== Task ==
Return each line of the data below unchanged, please.

== Exercise material ==
- - -

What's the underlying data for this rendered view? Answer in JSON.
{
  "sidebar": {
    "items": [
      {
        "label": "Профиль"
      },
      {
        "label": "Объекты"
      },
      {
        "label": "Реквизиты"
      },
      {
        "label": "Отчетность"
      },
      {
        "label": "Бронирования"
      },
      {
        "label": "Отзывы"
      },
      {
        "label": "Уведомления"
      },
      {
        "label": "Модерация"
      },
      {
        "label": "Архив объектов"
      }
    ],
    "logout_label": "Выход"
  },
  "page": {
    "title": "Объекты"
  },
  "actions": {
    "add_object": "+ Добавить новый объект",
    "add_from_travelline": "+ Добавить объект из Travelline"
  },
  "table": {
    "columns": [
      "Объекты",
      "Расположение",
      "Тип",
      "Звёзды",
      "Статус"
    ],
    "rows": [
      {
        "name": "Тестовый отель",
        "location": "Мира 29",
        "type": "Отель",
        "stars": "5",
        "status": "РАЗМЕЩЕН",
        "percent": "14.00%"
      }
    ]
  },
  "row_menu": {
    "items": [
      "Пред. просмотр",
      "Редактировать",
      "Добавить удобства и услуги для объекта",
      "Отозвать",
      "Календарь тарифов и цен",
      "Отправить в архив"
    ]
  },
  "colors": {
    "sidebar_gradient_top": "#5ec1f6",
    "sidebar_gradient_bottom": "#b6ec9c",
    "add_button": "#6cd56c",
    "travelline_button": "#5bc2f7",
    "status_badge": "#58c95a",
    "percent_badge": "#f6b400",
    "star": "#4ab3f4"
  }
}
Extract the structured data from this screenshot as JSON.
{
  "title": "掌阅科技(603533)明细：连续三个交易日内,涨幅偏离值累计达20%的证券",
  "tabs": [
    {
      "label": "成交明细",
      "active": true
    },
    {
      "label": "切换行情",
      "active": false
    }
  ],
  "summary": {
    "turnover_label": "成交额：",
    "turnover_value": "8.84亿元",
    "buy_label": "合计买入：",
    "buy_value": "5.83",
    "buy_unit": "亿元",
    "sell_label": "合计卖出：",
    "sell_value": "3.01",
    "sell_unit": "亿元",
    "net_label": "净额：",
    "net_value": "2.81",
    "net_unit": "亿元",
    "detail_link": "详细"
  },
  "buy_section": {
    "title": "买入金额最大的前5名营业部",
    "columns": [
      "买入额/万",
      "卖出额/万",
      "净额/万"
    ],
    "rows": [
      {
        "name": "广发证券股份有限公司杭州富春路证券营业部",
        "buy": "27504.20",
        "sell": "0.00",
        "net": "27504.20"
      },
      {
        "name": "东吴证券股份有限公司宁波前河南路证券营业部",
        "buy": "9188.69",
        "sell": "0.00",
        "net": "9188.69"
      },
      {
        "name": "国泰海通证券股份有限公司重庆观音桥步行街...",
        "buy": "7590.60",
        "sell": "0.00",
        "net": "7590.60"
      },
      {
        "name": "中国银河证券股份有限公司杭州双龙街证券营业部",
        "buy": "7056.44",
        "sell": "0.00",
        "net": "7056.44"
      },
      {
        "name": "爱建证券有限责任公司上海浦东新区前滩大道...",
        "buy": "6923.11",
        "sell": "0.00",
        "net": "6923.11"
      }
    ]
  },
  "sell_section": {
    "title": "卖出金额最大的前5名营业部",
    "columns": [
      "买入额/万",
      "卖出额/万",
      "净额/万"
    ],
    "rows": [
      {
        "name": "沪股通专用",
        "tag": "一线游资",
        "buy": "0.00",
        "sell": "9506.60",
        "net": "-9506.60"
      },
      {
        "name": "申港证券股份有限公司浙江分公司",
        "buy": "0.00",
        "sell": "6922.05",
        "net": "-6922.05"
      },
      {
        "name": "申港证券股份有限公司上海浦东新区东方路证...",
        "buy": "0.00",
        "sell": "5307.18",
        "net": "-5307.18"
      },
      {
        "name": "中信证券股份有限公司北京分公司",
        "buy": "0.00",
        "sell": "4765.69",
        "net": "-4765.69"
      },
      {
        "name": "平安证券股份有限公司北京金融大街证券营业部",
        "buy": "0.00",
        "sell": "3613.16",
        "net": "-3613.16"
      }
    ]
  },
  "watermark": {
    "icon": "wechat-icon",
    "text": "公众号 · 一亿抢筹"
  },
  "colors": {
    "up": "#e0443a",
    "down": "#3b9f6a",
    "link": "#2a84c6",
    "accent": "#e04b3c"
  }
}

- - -

== The completed task ==
What's the underlying data for this rendered view? Answer in JSON.
{
  "sidebar": {
    "items": [
      {
        "label": "Профиль"
      },
      {
        "label": "Объекты"
      },
      {
        "label": "Реквизиты"
      },
      {
        "label": "Отчетность"
      },
      {
        "label": "Бронирования"
      },
      {
        "label": "Отзывы"
      },
      {
        "label": "Уведомления"
      },
      {
        "label": "Модерация"
      },
      {
        "label": "Архив объектов"
      }
    ],
    "logout_label": "Выход"
  },
  "page": {
    "title": "Объекты"
  },
  "actions": {
    "add_object": "+ Добавить новый объект",
    "add_from_travelline": "+ Добавить объект из Travelline"
  },
  "table": {
    "columns": [
      "Объекты",
      "Расположение",
      "Тип",
      "Звёзды",
      "Статус"
    ],
    "rows": [
      {
        "name": "Тестовый отель",
        "location": "Мира 29",
        "type": "Отель",
        "stars": "5",
        "status": "РАЗМЕЩЕН",
        "percent": "14.00%"
      }
    ]
  },
  "row_menu": {
    "items": [
      "Пред. просмотр",
      "Редактировать",
      "Добавить удобства и услуги для объекта",
      "Отозвать",
      "Календарь тарифов и цен",
      "Отправить в архив"
    ]
  },
  "colors": {
    "sidebar_gradient_top": "#5ec1f6",
    "sidebar_gradient_bottom": "#b6ec9c",
    "add_button": "#6cd56c",
    "travelline_button": "#5bc2f7",
    "status_badge": "#58c95a",
    "percent_badge": "#f6b400",
    "star": "#4ab3f4"
  }
}
Extract the structured data from this screenshot as JSON.
{
  "title": "掌阅科技(603533)明细：连续三个交易日内,涨幅偏离值累计达20%的证券",
  "tabs": [
    {
      "label": "成交明细",
      "active": true
    },
    {
      "label": "切换行情",
      "active": false
    }
  ],
  "summary": {
    "turnover_label": "成交额：",
    "turnover_value": "8.84亿元",
    "buy_label": "合计买入：",
    "buy_value": "5.83",
    "buy_unit": "亿元",
    "sell_label": "合计卖出：",
    "sell_value": "3.01",
    "sell_unit": "亿元",
    "net_label": "净额：",
    "net_value": "2.81",
    "net_unit": "亿元",
    "detail_link": "详细"
  },
  "buy_section": {
    "title": "买入金额最大的前5名营业部",
    "columns": [
      "买入额/万",
      "卖出额/万",
      "净额/万"
    ],
    "rows": [
      {
        "name": "广发证券股份有限公司杭州富春路证券营业部",
        "buy": "27504.20",
        "sell": "0.00",
        "net": "27504.20"
      },
      {
        "name": "东吴证券股份有限公司宁波前河南路证券营业部",
        "buy": "9188.69",
        "sell": "0.00",
        "net": "9188.69"
      },
      {
        "name": "国泰海通证券股份有限公司重庆观音桥步行街...",
        "buy": "7590.60",
        "sell": "0.00",
        "net": "7590.60"
      },
      {
        "name": "中国银河证券股份有限公司杭州双龙街证券营业部",
        "buy": "7056.44",
        "sell": "0.00",
        "net": "7056.44"
      },
      {
        "name": "爱建证券有限责任公司上海浦东新区前滩大道...",
        "buy": "6923.11",
        "sell": "0.00",
        "net": "6923.11"
      }
    ]
  },
  "sell_section": {
    "title": "卖出金额最大的前5名营业部",
    "columns": [
      "买入额/万",
      "卖出额/万",
      "净额/万"
    ],
    "rows": [
      {
        "name": "沪股通专用",
        "tag": "一线游资",
        "buy": "0.00",
        "sell": "9506.60",
        "net": "-9506.60"
      },
      {
        "name": "申港证券股份有限公司浙江分公司",
        "buy": "0.00",
        "sell": "6922.05",
        "net": "-6922.05"
      },
      {
        "name": "申港证券股份有限公司上海浦东新区东方路证...",
        "buy": "0.00",
        "sell": "5307.18",
        "net": "-5307.18"
      },
      {
        "name": "中信证券股份有限公司北京分公司",
        "buy": "0.00",
        "sell": "4765.69",
        "net": "-4765.69"
      },
      {
        "name": "平安证券股份有限公司北京金融大街证券营业部",
        "buy": "0.00",
        "sell": "3613.16",
        "net": "-3613.16"
      }
    ]
  },
  "watermark": {
    "icon": "wechat-icon",
    "text": "公众号 · 一亿抢筹"
  },
  "colors": {
    "up": "#e0443a",
    "down": "#3b9f6a",
    "link": "#2a84c6",
    "accent": "#e04b3c"
  }
}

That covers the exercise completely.